  1. Smith, Charles D, and Richard J. Howe. The Welte-Mignon: Its Music and Musicians. Vestal, N.Y: Published by Vestal Press for the Automatic Musical Instrument Collectors' Association, 1994, p. 484. ISBN   9781879511170
  2. Schick, Robert D, and Isabelle Vengerova. The Vengerova System of Piano Playing. University Park: Pennsylvania State University Press, 1982, p. 2. ISBN   9780271035475
  3. Smith, Charles D, and Richard J. Howe. The Welte-Mignon: Its Music and Musicians. Vestal, N.Y: Published by Vestal Press for the Automatic Musical Instrument Collectors' Association, 1994, p. 484. ISBN   9781879511170
  4. Blanche Abram, Hofstra University Faculty Profile https://www.hofstra.edu/faculty/fac_profiles.cfm?id=4

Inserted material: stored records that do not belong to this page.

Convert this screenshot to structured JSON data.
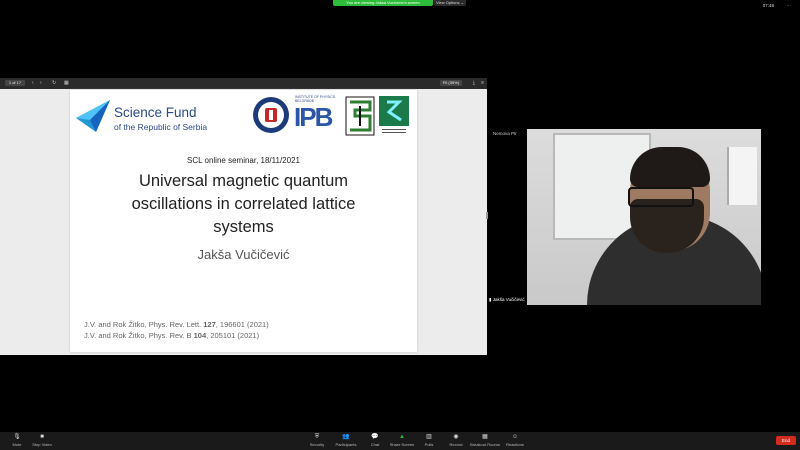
{
  "banner": {
    "text": "You are viewing Jaksa Vucicevic's screen",
    "view_options": "View Options ⌄"
  },
  "clock": "07:48",
  "pdf_toolbar": {
    "page": "1 of 17",
    "zoom": "Fit (35%)"
  },
  "slide": {
    "logo_line1": "Science Fund",
    "logo_line2": "of the Republic of Serbia",
    "ipb_small": [
      "INSTITUTE OF PHYSICS",
      "BELGRADE"
    ],
    "ipb_text": "IPB",
    "seminar": "SCL online seminar, 18/11/2021",
    "title_lines": [
      "Universal magnetic quantum",
      "oscillations in correlated lattice",
      "systems"
    ],
    "author": "Jakša Vučičević",
    "refs": [
      {
        "pre": "J.V. and Rok Žitko, Phys. Rev. Lett. ",
        "bold": "127",
        "post": ", 196601 (2021)"
      },
      {
        "pre": "J.V. and Rok Žitko, Phys. Rev. B ",
        "bold": "104",
        "post": ", 205101 (2021)"
      }
    ]
  },
  "video": {
    "self_label": "Nemova Ptr",
    "name": "Jakša Vučičević"
  },
  "bottom_bar": {
    "left": [
      {
        "label": "Mute",
        "icon": "microphone-icon"
      },
      {
        "label": "Stop Video",
        "icon": "video-camera-icon"
      }
    ],
    "center": [
      {
        "label": "Security",
        "icon": "shield-icon"
      },
      {
        "label": "Participants",
        "icon": "participants-icon"
      },
      {
        "label": "Chat",
        "icon": "chat-icon"
      },
      {
        "label": "Share Screen",
        "icon": "share-screen-icon"
      },
      {
        "label": "Polls",
        "icon": "polls-icon"
      },
      {
        "label": "Record",
        "icon": "record-icon"
      },
      {
        "label": "Breakout Rooms",
        "icon": "breakout-rooms-icon"
      },
      {
        "label": "Reactions",
        "icon": "reactions-icon"
      }
    ],
    "end": "End"
  },
  "colors": {
    "share_green": "#2ebd3b",
    "end_red": "#d52b1e",
    "logo_blue": "#2c4a8c"
  }
}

  1. R. Gerig. Famous Pianists and their Technique (Washington DC, 1974)
  2. G. Graffman. I Really should be Practicing (New York, 1981)
  3. R.D. Schick. The Vengerova System of Piano Playing (University Park, PA, 1982)
  4. J. Rezits. Beloved Tyranna: the Legend and Legacy of Isabelle Vengerova (Bloomington, IN, 1995)